* _REQUIREMENT_
Extract, from the listing that follows, each line containing the word "header".

* _EXCERPTED DATA_
+++

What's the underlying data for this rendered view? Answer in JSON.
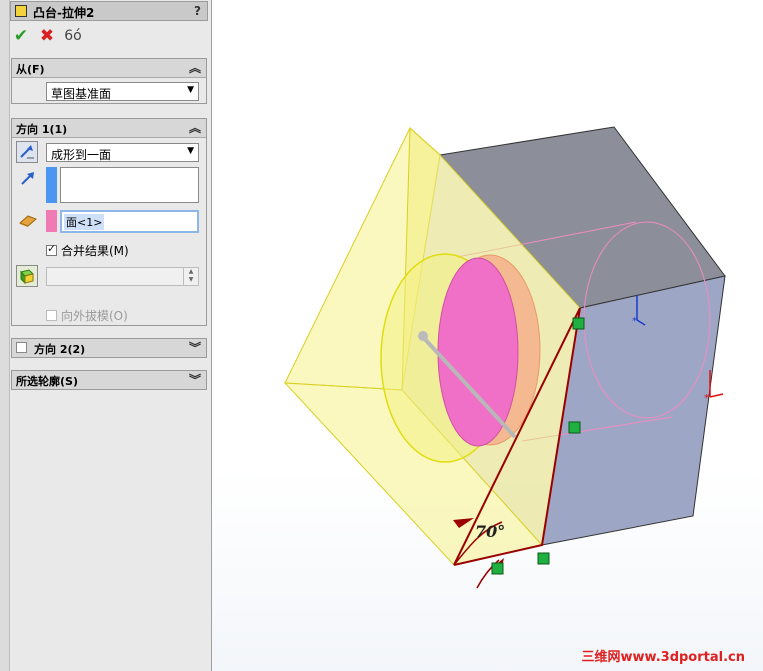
{
  "feature": {
    "title": "凸台-拉伸2",
    "help": "?"
  },
  "actions": {
    "ok_icon": "✔",
    "cancel_icon": "✖",
    "preview_icon": "6ó"
  },
  "from": {
    "header": "从(F)",
    "start_condition": "草图基准面"
  },
  "direction1": {
    "header": "方向 1(1)",
    "end_condition": "成形到一面",
    "face_selection": "面<1>",
    "merge_result": {
      "label": "合并结果(M)",
      "checked": true
    },
    "draft_outward": {
      "label": "向外拔模(O)",
      "checked": false
    }
  },
  "direction2": {
    "header": "方向 2(2)",
    "checked": false
  },
  "selected_contours": {
    "header": "所选轮廓(S)"
  },
  "viewport": {
    "angle_label": "70°",
    "watermark": "三维网www.3dportal.cn"
  },
  "colors": {
    "accent_blue": "#4a96f0",
    "selection_pink": "#f07ab4",
    "preview_yellow": "#f5f28a",
    "block_top": "#8c8f99",
    "block_side": "#9ea6c6",
    "edge_red": "#9a0000"
  }
}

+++

* _ANSWER BOX_
    "header": "从(F)",
    "header": "方向 1(1)",
    "header": "方向 2(2)",
    "header": "所选轮廓(S)"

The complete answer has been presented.